DATA TO EXAMINE:
● ● ●
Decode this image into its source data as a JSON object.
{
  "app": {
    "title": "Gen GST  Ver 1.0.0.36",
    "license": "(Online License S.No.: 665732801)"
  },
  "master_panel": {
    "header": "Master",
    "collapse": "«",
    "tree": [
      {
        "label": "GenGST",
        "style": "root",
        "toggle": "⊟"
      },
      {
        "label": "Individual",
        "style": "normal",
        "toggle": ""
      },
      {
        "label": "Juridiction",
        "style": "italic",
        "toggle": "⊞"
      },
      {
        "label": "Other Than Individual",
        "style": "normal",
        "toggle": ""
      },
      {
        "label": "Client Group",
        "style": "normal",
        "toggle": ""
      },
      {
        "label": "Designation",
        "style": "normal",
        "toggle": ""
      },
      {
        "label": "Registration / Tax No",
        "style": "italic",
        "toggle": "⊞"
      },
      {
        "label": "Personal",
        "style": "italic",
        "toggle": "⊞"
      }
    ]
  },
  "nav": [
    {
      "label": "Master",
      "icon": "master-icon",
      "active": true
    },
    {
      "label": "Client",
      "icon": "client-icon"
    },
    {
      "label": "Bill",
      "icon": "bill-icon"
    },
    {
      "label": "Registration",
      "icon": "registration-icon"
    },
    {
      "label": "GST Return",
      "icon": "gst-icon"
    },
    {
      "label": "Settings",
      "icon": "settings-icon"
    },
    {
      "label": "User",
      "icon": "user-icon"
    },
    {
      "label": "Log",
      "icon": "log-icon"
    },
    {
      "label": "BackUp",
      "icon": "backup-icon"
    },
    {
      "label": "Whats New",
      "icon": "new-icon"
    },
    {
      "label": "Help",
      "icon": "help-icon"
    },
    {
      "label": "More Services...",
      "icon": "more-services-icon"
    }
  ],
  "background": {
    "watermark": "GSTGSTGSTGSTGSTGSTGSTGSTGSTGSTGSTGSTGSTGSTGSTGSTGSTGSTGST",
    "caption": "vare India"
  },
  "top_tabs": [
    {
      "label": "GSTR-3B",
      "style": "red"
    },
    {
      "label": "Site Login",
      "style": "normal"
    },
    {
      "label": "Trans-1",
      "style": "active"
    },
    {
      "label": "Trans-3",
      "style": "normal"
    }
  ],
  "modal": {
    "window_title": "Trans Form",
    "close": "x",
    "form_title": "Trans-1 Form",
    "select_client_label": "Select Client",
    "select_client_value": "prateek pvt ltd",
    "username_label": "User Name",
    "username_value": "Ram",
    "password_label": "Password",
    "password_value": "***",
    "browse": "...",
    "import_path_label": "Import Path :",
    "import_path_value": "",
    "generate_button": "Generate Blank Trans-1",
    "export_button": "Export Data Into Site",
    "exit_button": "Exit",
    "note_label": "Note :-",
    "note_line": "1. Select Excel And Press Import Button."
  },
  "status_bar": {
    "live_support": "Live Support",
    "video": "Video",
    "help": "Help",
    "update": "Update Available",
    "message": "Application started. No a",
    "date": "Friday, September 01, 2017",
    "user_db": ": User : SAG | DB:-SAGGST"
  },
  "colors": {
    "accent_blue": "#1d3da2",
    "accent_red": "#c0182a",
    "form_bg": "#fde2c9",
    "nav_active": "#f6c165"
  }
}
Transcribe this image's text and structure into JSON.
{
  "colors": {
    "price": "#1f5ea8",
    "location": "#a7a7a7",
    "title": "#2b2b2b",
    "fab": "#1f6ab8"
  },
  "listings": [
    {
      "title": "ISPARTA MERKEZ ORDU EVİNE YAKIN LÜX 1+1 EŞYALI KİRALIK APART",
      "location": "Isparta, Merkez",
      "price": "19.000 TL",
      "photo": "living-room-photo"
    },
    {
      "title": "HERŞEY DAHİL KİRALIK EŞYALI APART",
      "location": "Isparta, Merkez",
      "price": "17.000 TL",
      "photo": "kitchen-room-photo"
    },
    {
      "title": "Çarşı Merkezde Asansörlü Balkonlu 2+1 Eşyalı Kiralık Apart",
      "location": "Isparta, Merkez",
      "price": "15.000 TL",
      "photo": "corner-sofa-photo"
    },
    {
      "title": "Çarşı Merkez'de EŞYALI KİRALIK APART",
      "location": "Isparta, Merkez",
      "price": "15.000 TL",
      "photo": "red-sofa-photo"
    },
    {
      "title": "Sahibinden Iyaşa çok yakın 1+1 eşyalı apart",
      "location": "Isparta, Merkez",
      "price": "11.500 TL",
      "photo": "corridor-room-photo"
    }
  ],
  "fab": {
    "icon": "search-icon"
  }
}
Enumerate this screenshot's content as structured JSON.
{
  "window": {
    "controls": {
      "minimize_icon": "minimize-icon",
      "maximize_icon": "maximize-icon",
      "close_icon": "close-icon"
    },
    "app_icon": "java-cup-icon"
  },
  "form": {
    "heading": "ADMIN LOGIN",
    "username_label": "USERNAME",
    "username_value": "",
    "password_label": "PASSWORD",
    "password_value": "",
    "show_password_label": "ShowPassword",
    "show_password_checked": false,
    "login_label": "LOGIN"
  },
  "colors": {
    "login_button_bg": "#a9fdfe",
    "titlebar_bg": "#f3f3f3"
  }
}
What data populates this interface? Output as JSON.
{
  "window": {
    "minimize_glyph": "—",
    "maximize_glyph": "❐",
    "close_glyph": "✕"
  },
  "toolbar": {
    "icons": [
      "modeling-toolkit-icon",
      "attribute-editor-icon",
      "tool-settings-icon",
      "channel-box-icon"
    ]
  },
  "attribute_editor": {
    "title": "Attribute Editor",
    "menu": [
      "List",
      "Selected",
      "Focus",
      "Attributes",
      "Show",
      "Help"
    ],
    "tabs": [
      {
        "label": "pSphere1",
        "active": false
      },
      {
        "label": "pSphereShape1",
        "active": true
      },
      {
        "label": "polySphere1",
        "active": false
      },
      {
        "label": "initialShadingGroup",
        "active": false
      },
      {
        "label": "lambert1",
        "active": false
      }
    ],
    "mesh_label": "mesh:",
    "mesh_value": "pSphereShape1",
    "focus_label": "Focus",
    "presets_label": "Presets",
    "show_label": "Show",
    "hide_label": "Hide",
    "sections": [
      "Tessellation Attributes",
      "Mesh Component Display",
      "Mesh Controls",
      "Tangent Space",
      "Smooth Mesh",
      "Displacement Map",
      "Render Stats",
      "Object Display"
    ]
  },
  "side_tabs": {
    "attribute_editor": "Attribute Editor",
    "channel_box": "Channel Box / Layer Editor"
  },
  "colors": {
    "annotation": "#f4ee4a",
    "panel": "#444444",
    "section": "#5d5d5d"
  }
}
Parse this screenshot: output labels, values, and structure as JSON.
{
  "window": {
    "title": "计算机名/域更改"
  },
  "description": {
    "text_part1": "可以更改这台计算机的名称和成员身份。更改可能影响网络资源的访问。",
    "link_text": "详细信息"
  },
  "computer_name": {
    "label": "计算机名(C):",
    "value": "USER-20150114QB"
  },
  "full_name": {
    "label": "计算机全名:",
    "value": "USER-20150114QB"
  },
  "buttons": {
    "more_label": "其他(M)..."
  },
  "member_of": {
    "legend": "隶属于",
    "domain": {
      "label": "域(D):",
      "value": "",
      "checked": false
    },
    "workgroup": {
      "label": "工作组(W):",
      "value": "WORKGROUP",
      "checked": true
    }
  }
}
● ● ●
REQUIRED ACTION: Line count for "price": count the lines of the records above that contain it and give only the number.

TASK ANSWER: 6